▸ **Task requirements**
Line by line, repeat the material below exactly and skip the images.

----------

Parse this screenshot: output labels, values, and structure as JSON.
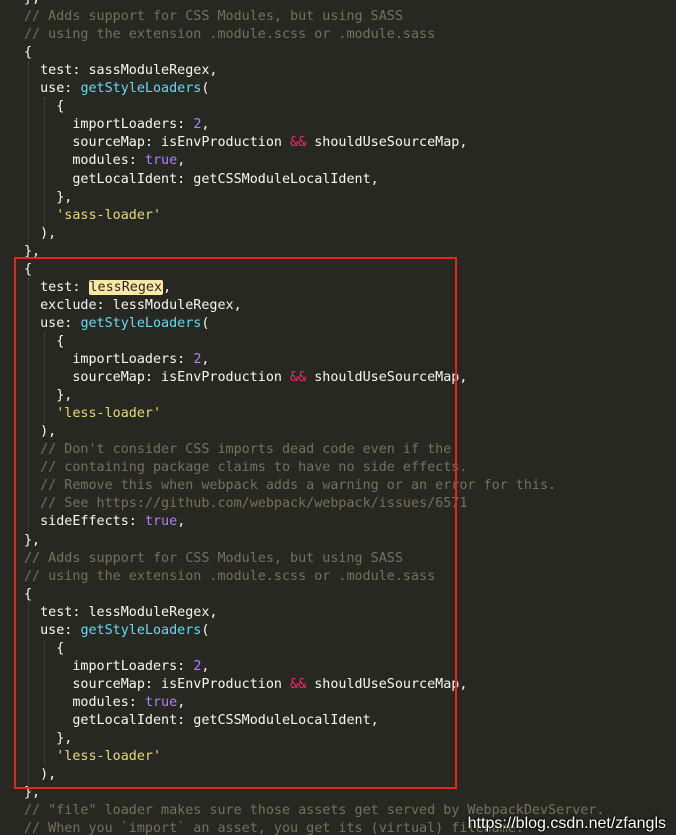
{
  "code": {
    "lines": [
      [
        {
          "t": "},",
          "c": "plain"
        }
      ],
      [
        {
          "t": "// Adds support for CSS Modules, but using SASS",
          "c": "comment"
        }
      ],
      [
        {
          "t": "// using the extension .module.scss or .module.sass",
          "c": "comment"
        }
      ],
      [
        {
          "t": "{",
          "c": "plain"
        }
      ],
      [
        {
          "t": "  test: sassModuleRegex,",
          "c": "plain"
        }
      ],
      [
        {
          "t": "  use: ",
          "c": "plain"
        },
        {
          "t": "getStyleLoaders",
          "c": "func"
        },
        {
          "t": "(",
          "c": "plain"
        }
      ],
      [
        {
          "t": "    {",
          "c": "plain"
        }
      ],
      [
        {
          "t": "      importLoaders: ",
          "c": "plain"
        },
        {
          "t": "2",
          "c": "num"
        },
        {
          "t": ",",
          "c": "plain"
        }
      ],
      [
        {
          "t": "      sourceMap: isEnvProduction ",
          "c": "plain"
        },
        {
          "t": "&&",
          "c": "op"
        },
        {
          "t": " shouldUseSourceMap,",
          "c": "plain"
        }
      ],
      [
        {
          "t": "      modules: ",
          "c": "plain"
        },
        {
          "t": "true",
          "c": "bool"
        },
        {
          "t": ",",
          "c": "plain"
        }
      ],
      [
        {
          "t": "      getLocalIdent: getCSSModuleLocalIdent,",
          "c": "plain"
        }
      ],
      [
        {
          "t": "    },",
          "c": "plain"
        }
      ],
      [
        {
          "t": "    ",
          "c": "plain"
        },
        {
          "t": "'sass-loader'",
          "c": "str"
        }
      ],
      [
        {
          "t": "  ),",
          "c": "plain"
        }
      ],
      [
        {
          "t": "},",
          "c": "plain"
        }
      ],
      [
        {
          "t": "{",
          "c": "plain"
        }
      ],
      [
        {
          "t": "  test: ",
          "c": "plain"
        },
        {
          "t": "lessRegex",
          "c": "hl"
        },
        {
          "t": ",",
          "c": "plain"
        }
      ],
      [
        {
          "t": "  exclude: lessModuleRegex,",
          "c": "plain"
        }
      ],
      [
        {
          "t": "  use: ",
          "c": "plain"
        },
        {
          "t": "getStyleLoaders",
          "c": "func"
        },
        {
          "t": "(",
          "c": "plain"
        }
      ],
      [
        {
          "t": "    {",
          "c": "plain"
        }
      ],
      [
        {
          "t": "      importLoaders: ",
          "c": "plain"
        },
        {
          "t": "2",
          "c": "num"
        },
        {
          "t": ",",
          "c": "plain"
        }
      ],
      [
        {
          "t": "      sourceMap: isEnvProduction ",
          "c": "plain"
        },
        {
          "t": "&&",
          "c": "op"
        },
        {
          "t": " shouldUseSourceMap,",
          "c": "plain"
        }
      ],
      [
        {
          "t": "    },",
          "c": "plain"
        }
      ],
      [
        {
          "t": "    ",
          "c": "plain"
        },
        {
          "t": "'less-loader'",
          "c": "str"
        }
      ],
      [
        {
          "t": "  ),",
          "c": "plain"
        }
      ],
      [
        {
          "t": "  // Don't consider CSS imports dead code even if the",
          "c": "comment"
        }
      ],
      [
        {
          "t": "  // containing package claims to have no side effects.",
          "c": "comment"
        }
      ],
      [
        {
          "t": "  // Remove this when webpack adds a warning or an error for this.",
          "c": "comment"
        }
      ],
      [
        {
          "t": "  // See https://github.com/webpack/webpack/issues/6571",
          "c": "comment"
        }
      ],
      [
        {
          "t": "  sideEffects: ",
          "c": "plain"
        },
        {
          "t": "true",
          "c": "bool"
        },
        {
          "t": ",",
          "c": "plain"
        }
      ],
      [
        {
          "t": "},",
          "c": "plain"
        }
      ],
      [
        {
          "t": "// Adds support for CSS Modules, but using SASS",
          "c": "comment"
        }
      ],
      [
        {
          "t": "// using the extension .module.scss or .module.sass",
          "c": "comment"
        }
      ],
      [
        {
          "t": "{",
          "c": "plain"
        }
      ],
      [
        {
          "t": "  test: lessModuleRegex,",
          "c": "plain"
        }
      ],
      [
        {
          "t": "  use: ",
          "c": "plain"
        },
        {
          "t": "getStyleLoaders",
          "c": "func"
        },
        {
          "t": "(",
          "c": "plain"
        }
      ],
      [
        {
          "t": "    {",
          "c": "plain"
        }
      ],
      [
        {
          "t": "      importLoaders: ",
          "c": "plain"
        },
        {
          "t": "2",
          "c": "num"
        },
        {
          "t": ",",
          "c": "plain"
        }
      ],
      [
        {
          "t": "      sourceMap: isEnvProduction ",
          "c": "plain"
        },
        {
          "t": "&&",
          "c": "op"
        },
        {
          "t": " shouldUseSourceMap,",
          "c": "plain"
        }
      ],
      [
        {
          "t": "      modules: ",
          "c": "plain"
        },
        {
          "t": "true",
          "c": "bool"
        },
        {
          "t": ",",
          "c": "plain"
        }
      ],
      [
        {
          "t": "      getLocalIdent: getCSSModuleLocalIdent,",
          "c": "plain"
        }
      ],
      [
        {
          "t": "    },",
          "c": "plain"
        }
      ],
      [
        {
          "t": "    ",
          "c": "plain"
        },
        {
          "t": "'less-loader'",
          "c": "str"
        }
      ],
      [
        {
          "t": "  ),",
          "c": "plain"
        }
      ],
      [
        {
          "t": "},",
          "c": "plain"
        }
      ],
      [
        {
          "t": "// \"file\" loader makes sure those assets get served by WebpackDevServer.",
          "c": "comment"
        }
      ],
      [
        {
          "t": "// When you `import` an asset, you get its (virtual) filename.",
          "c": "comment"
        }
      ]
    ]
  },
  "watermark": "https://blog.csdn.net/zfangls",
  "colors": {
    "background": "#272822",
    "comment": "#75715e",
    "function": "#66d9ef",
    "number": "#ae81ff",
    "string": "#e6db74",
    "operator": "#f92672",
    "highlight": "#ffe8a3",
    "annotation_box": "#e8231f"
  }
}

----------

▸ **Solution**
Parse this screenshot: output labels, values, and structure as JSON.
{
  "code": {
    "lines": [
      [
        {
          "t": "},",
          "c": "plain"
        }
      ],
      [
        {
          "t": "// Adds support for CSS Modules, but using SASS",
          "c": "comment"
        }
      ],
      [
        {
          "t": "// using the extension .module.scss or .module.sass",
          "c": "comment"
        }
      ],
      [
        {
          "t": "{",
          "c": "plain"
        }
      ],
      [
        {
          "t": "  test: sassModuleRegex,",
          "c": "plain"
        }
      ],
      [
        {
          "t": "  use: ",
          "c": "plain"
        },
        {
          "t": "getStyleLoaders",
          "c": "func"
        },
        {
          "t": "(",
          "c": "plain"
        }
      ],
      [
        {
          "t": "    {",
          "c": "plain"
        }
      ],
      [
        {
          "t": "      importLoaders: ",
          "c": "plain"
        },
        {
          "t": "2",
          "c": "num"
        },
        {
          "t": ",",
          "c": "plain"
        }
      ],
      [
        {
          "t": "      sourceMap: isEnvProduction ",
          "c": "plain"
        },
        {
          "t": "&&",
          "c": "op"
        },
        {
          "t": " shouldUseSourceMap,",
          "c": "plain"
        }
      ],
      [
        {
          "t": "      modules: ",
          "c": "plain"
        },
        {
          "t": "true",
          "c": "bool"
        },
        {
          "t": ",",
          "c": "plain"
        }
      ],
      [
        {
          "t": "      getLocalIdent: getCSSModuleLocalIdent,",
          "c": "plain"
        }
      ],
      [
        {
          "t": "    },",
          "c": "plain"
        }
      ],
      [
        {
          "t": "    ",
          "c": "plain"
        },
        {
          "t": "'sass-loader'",
          "c": "str"
        }
      ],
      [
        {
          "t": "  ),",
          "c": "plain"
        }
      ],
      [
        {
          "t": "},",
          "c": "plain"
        }
      ],
      [
        {
          "t": "{",
          "c": "plain"
        }
      ],
      [
        {
          "t": "  test: ",
          "c": "plain"
        },
        {
          "t": "lessRegex",
          "c": "hl"
        },
        {
          "t": ",",
          "c": "plain"
        }
      ],
      [
        {
          "t": "  exclude: lessModuleRegex,",
          "c": "plain"
        }
      ],
      [
        {
          "t": "  use: ",
          "c": "plain"
        },
        {
          "t": "getStyleLoaders",
          "c": "func"
        },
        {
          "t": "(",
          "c": "plain"
        }
      ],
      [
        {
          "t": "    {",
          "c": "plain"
        }
      ],
      [
        {
          "t": "      importLoaders: ",
          "c": "plain"
        },
        {
          "t": "2",
          "c": "num"
        },
        {
          "t": ",",
          "c": "plain"
        }
      ],
      [
        {
          "t": "      sourceMap: isEnvProduction ",
          "c": "plain"
        },
        {
          "t": "&&",
          "c": "op"
        },
        {
          "t": " shouldUseSourceMap,",
          "c": "plain"
        }
      ],
      [
        {
          "t": "    },",
          "c": "plain"
        }
      ],
      [
        {
          "t": "    ",
          "c": "plain"
        },
        {
          "t": "'less-loader'",
          "c": "str"
        }
      ],
      [
        {
          "t": "  ),",
          "c": "plain"
        }
      ],
      [
        {
          "t": "  // Don't consider CSS imports dead code even if the",
          "c": "comment"
        }
      ],
      [
        {
          "t": "  // containing package claims to have no side effects.",
          "c": "comment"
        }
      ],
      [
        {
          "t": "  // Remove this when webpack adds a warning or an error for this.",
          "c": "comment"
        }
      ],
      [
        {
          "t": "  // See https://github.com/webpack/webpack/issues/6571",
          "c": "comment"
        }
      ],
      [
        {
          "t": "  sideEffects: ",
          "c": "plain"
        },
        {
          "t": "true",
          "c": "bool"
        },
        {
          "t": ",",
          "c": "plain"
        }
      ],
      [
        {
          "t": "},",
          "c": "plain"
        }
      ],
      [
        {
          "t": "// Adds support for CSS Modules, but using SASS",
          "c": "comment"
        }
      ],
      [
        {
          "t": "// using the extension .module.scss or .module.sass",
          "c": "comment"
        }
      ],
      [
        {
          "t": "{",
          "c": "plain"
        }
      ],
      [
        {
          "t": "  test: lessModuleRegex,",
          "c": "plain"
        }
      ],
      [
        {
          "t": "  use: ",
          "c": "plain"
        },
        {
          "t": "getStyleLoaders",
          "c": "func"
        },
        {
          "t": "(",
          "c": "plain"
        }
      ],
      [
        {
          "t": "    {",
          "c": "plain"
        }
      ],
      [
        {
          "t": "      importLoaders: ",
          "c": "plain"
        },
        {
          "t": "2",
          "c": "num"
        },
        {
          "t": ",",
          "c": "plain"
        }
      ],
      [
        {
          "t": "      sourceMap: isEnvProduction ",
          "c": "plain"
        },
        {
          "t": "&&",
          "c": "op"
        },
        {
          "t": " shouldUseSourceMap,",
          "c": "plain"
        }
      ],
      [
        {
          "t": "      modules: ",
          "c": "plain"
        },
        {
          "t": "true",
          "c": "bool"
        },
        {
          "t": ",",
          "c": "plain"
        }
      ],
      [
        {
          "t": "      getLocalIdent: getCSSModuleLocalIdent,",
          "c": "plain"
        }
      ],
      [
        {
          "t": "    },",
          "c": "plain"
        }
      ],
      [
        {
          "t": "    ",
          "c": "plain"
        },
        {
          "t": "'less-loader'",
          "c": "str"
        }
      ],
      [
        {
          "t": "  ),",
          "c": "plain"
        }
      ],
      [
        {
          "t": "},",
          "c": "plain"
        }
      ],
      [
        {
          "t": "// \"file\" loader makes sure those assets get served by WebpackDevServer.",
          "c": "comment"
        }
      ],
      [
        {
          "t": "// When you `import` an asset, you get its (virtual) filename.",
          "c": "comment"
        }
      ]
    ]
  },
  "watermark": "https://blog.csdn.net/zfangls",
  "colors": {
    "background": "#272822",
    "comment": "#75715e",
    "function": "#66d9ef",
    "number": "#ae81ff",
    "string": "#e6db74",
    "operator": "#f92672",
    "highlight": "#ffe8a3",
    "annotation_box": "#e8231f"
  }
}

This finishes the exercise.